“I would like to think the dignity of the victims remains no matter what we do, because they are dignified people,” the acting chief testified.

Asked what Jordan’s photography did to the dignity at the crash site, Marrone answered, “I think Capt. Jordan’s dignity was tarnished.”

Jordan fled the witness stand three times last week, testifying that he had no memory of being at the crash scene but that he was sure Marrone had instructed him to take photos.

The chief steadfastly denied that in his own sworn testimony Monday, and he confirmed through questioning from Hashmall that he’d hand-delivered disciplinary letters to Jordan, Imbrenda and Kahan. He also gave jurors more to consider when weighing one of many credibility contests created in testimony: Imbrenda’s steadfast denial that his discussion of the photos during the Feb. 15, 2020, Golden Mike Awards gala was inappropriate or that his girlfriend asked Luella Weireter to see them not knowing her cousin had died in the crash.

Not only was Imbrenda disciplined for showing the photos at the gala, but Marrone testified that he himself called Werieter about her complaint that Imbrenda had shown the photos as entertainment to a group while at the gala. “I apologized for what she say or heard, because she was upset,” Marrone said.

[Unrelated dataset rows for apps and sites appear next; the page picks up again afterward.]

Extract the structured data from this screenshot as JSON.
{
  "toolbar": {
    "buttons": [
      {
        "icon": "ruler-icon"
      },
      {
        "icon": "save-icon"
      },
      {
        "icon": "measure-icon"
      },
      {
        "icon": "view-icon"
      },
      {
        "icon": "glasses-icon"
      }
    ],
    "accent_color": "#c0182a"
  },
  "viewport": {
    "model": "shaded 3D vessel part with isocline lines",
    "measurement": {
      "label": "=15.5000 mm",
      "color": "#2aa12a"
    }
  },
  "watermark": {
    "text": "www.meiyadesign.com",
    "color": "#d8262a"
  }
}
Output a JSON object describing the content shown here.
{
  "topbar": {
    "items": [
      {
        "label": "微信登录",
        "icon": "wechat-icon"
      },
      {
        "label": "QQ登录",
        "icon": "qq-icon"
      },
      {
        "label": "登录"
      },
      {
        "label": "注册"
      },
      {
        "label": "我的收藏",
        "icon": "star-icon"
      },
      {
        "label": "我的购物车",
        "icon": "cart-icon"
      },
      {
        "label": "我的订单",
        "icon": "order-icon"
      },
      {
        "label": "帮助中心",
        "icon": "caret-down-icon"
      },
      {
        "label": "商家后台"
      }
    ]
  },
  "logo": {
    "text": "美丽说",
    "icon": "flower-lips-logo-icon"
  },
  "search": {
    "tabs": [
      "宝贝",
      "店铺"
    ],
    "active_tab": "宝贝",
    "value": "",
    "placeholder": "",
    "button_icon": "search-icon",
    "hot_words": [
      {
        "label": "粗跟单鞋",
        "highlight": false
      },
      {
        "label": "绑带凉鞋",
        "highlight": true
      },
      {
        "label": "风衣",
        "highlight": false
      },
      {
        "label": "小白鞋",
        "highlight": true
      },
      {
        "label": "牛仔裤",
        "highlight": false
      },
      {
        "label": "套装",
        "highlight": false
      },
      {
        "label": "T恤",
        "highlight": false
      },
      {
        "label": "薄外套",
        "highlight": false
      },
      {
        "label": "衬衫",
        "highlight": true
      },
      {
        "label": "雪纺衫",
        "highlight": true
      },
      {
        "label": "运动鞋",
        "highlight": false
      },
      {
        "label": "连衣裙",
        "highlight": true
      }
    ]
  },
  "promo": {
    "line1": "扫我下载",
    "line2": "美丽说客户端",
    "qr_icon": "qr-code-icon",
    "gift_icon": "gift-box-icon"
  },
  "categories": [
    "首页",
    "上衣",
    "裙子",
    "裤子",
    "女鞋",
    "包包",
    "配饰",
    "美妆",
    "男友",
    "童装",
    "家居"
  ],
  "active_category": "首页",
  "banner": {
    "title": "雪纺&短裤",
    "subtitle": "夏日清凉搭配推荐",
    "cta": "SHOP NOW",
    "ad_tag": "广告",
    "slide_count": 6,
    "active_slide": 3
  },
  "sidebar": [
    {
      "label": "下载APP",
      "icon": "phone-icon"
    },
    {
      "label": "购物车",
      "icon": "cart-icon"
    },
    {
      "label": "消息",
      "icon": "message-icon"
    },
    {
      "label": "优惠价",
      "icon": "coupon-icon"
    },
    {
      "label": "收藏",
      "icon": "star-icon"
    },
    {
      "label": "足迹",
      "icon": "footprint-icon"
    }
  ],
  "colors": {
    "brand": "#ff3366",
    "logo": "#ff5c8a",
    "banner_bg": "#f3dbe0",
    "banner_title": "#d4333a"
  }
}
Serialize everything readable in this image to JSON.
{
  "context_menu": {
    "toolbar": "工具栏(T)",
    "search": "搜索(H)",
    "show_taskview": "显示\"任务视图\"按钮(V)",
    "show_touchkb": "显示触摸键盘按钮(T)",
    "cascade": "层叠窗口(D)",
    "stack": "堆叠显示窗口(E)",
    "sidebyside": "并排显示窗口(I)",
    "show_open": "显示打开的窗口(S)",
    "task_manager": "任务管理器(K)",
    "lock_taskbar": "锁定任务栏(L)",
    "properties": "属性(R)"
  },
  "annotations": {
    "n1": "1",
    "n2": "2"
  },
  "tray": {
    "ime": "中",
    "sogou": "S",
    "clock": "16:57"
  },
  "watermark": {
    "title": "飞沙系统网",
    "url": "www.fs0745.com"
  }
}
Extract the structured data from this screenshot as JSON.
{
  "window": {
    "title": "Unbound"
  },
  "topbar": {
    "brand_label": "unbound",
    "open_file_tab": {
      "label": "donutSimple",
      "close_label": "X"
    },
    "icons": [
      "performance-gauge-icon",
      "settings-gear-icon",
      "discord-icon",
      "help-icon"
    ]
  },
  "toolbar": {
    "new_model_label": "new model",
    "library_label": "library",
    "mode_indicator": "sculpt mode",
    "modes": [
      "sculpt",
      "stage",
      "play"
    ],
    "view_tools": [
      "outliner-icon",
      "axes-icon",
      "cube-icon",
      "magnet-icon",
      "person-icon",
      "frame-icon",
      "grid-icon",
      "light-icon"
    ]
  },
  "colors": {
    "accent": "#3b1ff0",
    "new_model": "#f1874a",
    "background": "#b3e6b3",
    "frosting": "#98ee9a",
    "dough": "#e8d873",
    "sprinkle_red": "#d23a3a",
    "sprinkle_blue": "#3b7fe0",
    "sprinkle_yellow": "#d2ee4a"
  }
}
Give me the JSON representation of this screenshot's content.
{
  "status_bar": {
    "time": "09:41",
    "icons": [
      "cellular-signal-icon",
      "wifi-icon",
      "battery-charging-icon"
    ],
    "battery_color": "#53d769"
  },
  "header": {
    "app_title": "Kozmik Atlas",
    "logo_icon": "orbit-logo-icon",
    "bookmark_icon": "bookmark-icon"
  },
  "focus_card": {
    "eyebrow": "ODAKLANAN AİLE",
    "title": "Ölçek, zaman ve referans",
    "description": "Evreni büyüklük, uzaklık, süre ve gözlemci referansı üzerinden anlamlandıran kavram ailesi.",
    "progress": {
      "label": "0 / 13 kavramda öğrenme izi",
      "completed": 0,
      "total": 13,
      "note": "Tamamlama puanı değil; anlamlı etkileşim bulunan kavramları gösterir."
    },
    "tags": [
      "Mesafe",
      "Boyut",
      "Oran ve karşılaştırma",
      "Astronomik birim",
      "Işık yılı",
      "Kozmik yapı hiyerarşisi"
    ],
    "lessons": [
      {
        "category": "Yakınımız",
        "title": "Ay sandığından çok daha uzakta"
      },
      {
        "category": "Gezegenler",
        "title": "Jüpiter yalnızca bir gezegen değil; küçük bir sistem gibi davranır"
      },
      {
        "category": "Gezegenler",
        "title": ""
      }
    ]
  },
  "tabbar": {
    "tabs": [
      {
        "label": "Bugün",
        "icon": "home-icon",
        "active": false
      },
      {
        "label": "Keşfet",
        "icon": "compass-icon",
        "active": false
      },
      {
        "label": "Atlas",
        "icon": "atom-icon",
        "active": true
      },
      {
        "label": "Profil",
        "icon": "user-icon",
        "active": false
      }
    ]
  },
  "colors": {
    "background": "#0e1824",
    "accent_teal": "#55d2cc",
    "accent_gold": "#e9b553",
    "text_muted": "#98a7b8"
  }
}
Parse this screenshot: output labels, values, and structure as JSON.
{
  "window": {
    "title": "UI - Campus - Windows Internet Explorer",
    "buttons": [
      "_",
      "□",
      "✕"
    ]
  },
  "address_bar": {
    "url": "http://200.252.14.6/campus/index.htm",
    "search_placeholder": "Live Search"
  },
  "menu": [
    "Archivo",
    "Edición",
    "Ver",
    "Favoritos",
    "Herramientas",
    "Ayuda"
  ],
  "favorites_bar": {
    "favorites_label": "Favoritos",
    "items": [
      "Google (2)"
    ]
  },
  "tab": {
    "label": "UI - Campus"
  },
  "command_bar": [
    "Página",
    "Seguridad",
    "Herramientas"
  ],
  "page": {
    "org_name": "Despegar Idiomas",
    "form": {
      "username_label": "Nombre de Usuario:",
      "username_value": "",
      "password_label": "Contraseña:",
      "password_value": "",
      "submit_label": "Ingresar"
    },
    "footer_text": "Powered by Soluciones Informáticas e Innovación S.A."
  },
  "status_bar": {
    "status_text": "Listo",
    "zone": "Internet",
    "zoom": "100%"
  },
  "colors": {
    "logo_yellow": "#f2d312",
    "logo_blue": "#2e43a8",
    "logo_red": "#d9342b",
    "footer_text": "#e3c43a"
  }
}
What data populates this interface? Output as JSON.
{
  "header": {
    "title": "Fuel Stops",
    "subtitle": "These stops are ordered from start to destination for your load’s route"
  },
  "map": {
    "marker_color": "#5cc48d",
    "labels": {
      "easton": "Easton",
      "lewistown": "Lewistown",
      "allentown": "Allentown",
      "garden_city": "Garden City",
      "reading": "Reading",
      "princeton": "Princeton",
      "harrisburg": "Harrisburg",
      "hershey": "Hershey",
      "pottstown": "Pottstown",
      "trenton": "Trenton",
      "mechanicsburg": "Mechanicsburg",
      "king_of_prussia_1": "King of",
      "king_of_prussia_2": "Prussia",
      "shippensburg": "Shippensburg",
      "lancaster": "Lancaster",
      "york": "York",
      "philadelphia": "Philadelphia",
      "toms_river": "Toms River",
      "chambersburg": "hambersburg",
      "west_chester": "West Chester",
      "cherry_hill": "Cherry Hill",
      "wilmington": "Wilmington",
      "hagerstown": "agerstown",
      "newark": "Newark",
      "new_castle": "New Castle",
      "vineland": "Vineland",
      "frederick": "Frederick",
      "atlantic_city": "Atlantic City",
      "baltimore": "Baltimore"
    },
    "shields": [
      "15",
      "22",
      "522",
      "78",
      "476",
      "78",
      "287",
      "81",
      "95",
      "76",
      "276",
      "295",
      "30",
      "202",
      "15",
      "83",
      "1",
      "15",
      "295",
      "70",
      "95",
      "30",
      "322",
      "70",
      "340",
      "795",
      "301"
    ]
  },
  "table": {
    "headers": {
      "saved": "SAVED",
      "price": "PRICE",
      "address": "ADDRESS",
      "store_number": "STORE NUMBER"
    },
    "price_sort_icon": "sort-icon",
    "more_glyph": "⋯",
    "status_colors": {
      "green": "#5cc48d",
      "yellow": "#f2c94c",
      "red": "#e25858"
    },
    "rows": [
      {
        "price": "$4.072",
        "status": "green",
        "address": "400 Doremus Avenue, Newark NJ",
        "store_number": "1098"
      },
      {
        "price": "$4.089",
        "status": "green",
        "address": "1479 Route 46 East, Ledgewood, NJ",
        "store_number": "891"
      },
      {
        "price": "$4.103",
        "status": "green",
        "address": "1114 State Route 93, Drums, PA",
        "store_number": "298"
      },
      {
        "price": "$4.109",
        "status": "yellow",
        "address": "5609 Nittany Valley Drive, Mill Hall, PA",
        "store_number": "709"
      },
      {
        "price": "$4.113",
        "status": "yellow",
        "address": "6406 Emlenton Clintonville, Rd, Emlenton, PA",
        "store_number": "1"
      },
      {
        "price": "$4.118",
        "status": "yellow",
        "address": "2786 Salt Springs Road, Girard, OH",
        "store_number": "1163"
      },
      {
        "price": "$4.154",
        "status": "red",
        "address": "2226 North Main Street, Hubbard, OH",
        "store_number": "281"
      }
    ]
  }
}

The Golden Mike incident also was addressed in testimony from Los Angeles County fire Capt. Sky Cornell last Thursday, who denied saying aloud that he’d seen a photo of Kobe Bryant’s burnt body. Weireter testified emotionally that she heard him say it clearly, but Cornell said, “I would never have said that,” though he said in a previous internal interview that the comment “sounds like something I would say.”

Jennifer Bryant, one of Vanessa Bryant’s lawyers who coincidentally shares her last name, asked Cornell to confirm he was denying under oath that he made the comment.

“Yes, I deny that,” Cornell testified.

Monday began with testimony from sheriff’s Commander William Jaeger, who was captain of the sheriff’s internal affairs bureau when it opened an investigation into the crash photos. The investigation began on Feb. 28, 2020, which is the day the Los Angeles Times published an article that first reported deputies had taken and share photos of human remains at the crash scene. The testimony reiterated that deputies weren’t informed of a letter Vanessa Bryant’s lawyer Luis Li sent demanding the preservation of all photos and related evidence, and all deputies replaced the phones with which they sent and received the photos.

The day ended with testimony from LA County sheriff’s Sgt. Travis Kelly, who said he ordered the crash site to be photographed as a standard practice, and that anyone who shared the photos publicly would be violating the department’s policies on confidentiality and showing good judgment.

Testimony continues Tuesday at 8 a.m. Follow reporter Meghann Cuniff on Twitter for live updates from the courthouse.

Have a tip we should know? [email protected]

Filed Under:

Follow Law&Crime:

A graduate of the University of Oregon, Meghann worked at The Spokesman-Review in Spokane, Washington, and the Idaho Statesman in Boise, Idaho, before moving to California in 2013 to work at the Orange County Register. She spent four years as a litigation reporter for the Los Angeles Daily Journal and one year as a California-based editor and reporter for and associated publications such as The National Law Journal and New York Law Journal before joining Law & Crime News. Meghann has written for The Washington Post, Los Angeles Times, The New York Times, Los Angeles Magazine, Bloomberg Law, ABA Journal, The Forward, Los Angeles Business Journal and the Laguna Beach Independent. Her Twitter coverage of federal court hearings in a lawsuit over homelessness in Los Angeles placed 1st in the Los Angeles Press Club's Southern California Journalism Awards for Best Use of Social Media by an Independent Journalist in 2021. An article she freelanced for Los Angeles Times Community News about a debate among federal judges regarding the safety of jury trials during COVID also placed 1st in the Orange County Press Club Awards for Best Pandemic News Story in 2021.